17 Feb Leander Allen Plummer’s Striped Bass Reliefs – Scott Wilson
SO, YOU THINK YOU ARE OBSESSED WITH BASS?
A number of years ago I was fortunate to offer through my auction company a wonderful example of the work of a local artist who carved at the turn of the last century. While I’d been aware of the tautog and lobster subject that I’d sold as well as a number of freshwater examples, I only yesterday discovered examples of striped bass that Plummer had executed.
Leander Allen Plummer II (New Bedford, Massachusetts, 1857-1914)
Leander Plummer was born in New Bedford, Massachusetts. His father was one of the incorporators of the successful New Bedford Cordage Company. Initially working as a mining engineer, Plummer changed direction in 1883, when he decided at the age of twenty-six to pursue art, and spent the next four years studying at the Academie Julian in Paris. He was an enthusiastic fisherman and sportman and often depicted wildlife.
Plummer returned to the United States with his artistic training to initially work as a commercial artist specializing in massive, elaborately carved furniture. He spent his summers in Potomska painting the wildlife he observed as a fisherman and sportsman in the New Bedford area and eventually discovered a talent in woodcarving after nature. He became so interested in marine specimens that he had a wharf constructed so he could study live marine mammals and fish.

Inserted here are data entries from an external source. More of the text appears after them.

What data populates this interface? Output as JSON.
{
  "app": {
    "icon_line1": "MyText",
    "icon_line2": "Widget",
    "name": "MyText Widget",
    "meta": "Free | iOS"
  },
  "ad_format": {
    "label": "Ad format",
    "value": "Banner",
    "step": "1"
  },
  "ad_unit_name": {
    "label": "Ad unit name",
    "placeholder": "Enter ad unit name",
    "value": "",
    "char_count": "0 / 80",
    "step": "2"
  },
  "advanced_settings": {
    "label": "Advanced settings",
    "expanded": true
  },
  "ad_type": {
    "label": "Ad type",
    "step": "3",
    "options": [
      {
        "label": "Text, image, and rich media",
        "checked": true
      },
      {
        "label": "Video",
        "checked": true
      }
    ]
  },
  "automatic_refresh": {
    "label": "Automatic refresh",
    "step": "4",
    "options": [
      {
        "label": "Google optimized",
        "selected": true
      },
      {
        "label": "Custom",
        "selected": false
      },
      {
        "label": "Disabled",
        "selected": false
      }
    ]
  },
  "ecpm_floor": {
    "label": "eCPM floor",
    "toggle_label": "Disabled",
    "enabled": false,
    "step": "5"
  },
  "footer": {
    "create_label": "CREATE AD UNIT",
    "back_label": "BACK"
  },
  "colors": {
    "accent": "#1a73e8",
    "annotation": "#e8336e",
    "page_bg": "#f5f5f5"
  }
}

He found that he had a great aptitude for detailed naturalistic sculpture and combined his painting and woodcarving skills in creating “relief paintings”, his words for deeply carved wood reliefs that he stained with pigments he devised for authenticity to create a life-like appearance. He carved primarily in pine, teak and mahogany. His typical carvings took from six weeks to two months to complete and exhibited at Doll and Richards Gallery in New York.
Plummer’s panels became popular among fishermen and sportsmen, and by 1906 he had orders for approximately forty to fifty relief paintings.
Measuring 35½ by 62 inches, this intricately carved panel depicted a hooked bass leaping from swirling waters with seaweed, shells and other fish appearing in its wake. Stained with pigments that Plummer used to create a lifelike appearance, the masterpiece had descended through the family of the artist. The lot was accompanied by a brass-bound box filled with his gouges and woodworking tools. Several in the crowd bid the lot on its way to a selling price of $59,250.
* Please note the amazing dimensions of this carving!